* [TASK OBJECTIVE]: Every line containing the word "this" must be pulled from the records.

[RECORDS SUPPLIED Boundary: Start]

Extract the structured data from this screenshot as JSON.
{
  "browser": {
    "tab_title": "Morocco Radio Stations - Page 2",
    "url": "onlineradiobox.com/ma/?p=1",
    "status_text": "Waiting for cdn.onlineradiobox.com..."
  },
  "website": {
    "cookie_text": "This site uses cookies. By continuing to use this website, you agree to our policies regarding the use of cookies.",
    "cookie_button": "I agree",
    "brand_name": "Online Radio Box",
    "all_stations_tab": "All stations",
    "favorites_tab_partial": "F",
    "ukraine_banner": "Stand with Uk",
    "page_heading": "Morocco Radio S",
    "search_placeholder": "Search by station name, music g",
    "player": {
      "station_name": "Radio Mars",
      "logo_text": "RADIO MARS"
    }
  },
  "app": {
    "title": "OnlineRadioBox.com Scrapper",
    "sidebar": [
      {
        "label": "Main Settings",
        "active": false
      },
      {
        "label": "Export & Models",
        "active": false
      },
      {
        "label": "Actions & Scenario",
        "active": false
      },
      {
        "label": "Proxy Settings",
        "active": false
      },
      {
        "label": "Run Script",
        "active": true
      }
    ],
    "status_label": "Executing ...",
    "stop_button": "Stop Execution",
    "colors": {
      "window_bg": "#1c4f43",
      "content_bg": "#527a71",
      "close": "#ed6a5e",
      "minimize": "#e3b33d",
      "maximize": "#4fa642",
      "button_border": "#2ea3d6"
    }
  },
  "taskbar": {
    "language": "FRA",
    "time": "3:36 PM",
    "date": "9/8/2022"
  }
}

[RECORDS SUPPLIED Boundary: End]
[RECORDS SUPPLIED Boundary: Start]

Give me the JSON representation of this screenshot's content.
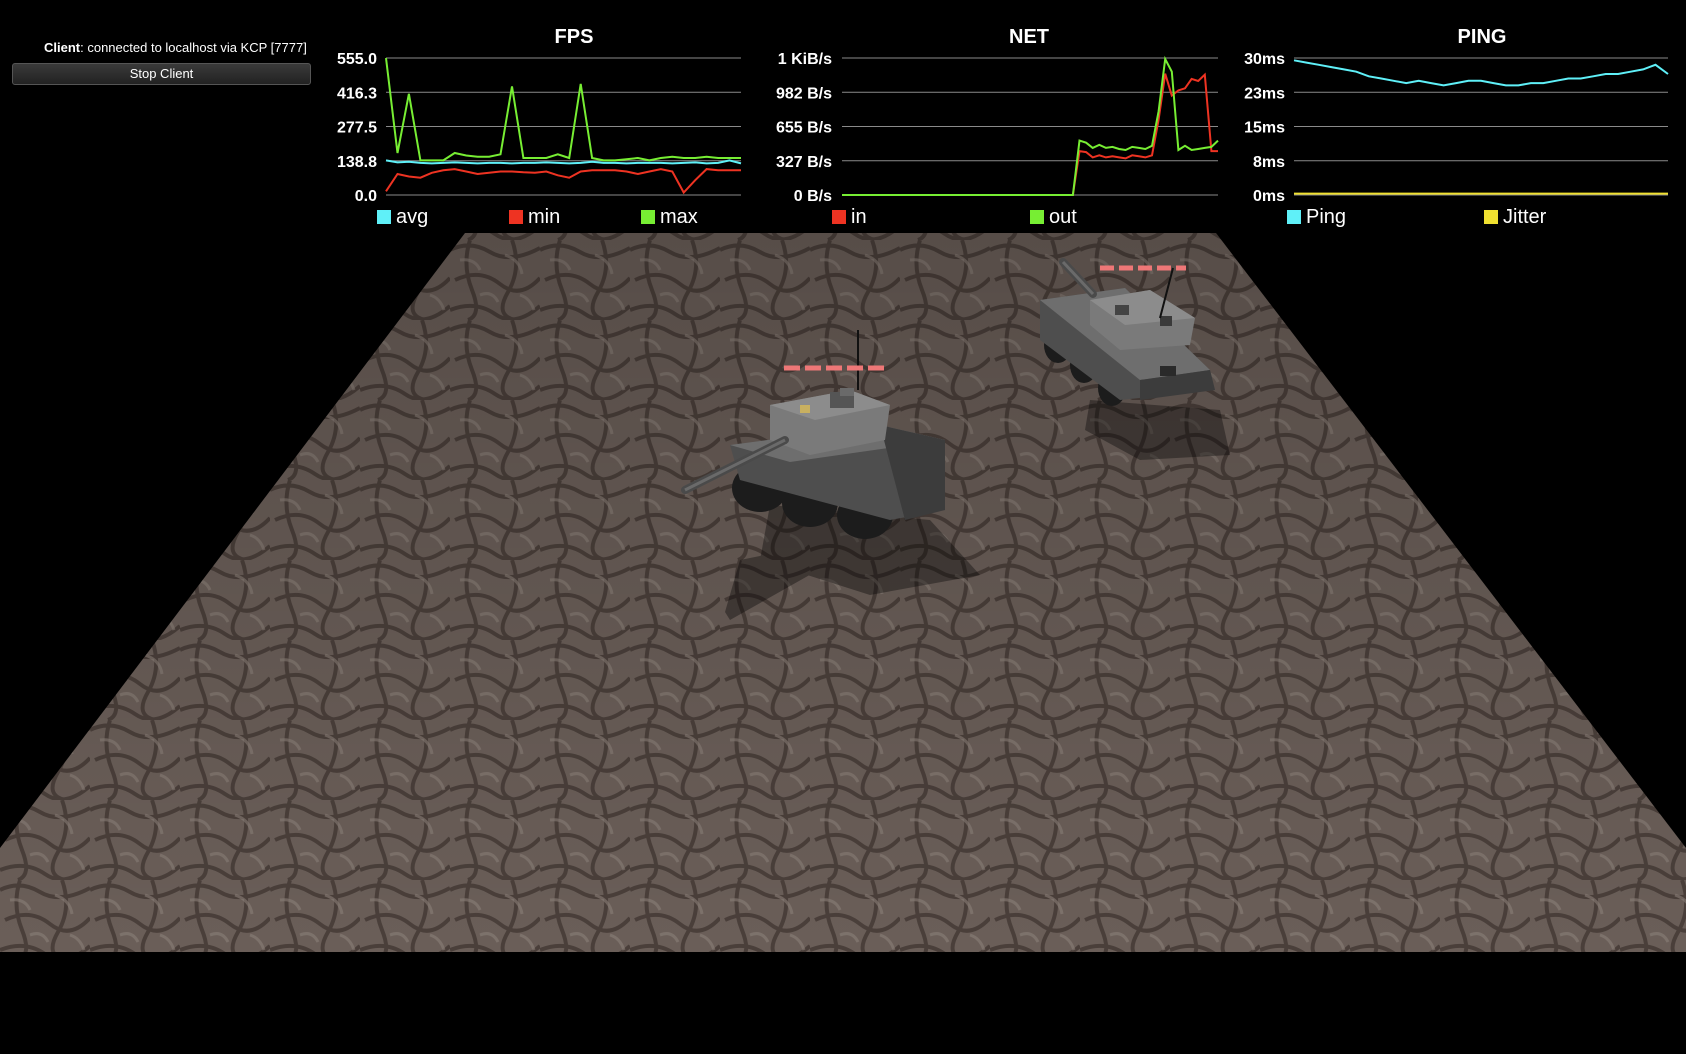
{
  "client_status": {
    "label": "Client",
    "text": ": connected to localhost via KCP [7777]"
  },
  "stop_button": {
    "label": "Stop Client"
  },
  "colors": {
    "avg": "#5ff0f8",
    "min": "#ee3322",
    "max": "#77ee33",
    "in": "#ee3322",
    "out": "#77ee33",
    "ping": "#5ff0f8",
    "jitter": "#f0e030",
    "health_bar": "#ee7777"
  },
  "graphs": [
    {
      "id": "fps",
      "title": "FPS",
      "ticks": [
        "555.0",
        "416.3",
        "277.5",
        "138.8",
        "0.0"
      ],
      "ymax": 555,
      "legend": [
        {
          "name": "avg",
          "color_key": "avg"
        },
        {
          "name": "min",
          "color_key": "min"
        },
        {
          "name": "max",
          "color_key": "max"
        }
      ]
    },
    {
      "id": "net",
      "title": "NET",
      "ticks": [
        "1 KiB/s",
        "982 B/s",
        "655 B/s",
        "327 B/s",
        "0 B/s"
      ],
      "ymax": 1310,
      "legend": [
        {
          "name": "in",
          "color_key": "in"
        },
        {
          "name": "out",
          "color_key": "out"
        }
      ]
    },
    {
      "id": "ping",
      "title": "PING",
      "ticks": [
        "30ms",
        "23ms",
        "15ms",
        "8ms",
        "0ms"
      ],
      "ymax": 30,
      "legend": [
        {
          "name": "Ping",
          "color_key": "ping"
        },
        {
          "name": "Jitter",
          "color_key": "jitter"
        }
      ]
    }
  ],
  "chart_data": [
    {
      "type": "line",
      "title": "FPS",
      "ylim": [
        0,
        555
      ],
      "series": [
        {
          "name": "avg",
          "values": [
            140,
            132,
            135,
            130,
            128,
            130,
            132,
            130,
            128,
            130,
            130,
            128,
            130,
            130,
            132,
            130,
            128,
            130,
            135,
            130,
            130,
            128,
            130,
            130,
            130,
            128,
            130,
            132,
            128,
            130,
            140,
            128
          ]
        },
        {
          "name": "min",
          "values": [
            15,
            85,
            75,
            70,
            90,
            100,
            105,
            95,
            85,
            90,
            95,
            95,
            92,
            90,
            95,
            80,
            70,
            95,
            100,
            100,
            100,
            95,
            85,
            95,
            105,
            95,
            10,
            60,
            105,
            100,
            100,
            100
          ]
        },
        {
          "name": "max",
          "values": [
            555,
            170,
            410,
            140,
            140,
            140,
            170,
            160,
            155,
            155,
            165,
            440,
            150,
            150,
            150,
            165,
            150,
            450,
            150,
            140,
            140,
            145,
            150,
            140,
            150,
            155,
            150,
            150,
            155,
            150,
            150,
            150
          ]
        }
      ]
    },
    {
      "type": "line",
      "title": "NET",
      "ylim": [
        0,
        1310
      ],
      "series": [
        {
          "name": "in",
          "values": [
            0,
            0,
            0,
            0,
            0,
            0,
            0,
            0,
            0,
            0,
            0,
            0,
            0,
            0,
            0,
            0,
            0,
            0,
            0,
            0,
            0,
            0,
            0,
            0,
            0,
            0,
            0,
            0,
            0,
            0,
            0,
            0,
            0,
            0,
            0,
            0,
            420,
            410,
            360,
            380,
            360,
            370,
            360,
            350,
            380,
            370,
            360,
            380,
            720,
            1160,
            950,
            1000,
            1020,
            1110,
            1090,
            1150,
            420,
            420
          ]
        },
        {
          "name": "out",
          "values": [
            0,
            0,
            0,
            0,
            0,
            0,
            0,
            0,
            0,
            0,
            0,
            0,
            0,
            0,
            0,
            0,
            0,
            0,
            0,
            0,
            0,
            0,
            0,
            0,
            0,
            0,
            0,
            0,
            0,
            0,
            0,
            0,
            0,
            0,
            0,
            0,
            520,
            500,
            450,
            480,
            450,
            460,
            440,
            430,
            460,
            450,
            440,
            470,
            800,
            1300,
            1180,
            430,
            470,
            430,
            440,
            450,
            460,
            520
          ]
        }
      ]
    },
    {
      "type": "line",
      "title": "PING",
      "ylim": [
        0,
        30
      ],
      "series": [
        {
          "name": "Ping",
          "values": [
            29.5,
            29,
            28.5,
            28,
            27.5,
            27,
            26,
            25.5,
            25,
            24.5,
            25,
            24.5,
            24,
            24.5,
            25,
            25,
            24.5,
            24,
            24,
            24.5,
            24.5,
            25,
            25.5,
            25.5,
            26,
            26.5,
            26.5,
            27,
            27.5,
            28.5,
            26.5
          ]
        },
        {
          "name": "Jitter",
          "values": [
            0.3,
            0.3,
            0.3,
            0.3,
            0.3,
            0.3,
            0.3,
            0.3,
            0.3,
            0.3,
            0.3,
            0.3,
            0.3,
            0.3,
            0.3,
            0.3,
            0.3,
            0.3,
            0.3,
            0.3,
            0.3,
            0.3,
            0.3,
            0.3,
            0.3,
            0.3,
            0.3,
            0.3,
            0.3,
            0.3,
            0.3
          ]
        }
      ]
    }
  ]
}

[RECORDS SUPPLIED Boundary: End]

* [FINAL ANSWER]:
Extract the structured data from this screenshot as JSON.
    "cookie_text": "This site uses cookies. By continuing to use this website, you agree to our policies regarding the use of cookies.",
Give me the JSON representation of this screenshot's content.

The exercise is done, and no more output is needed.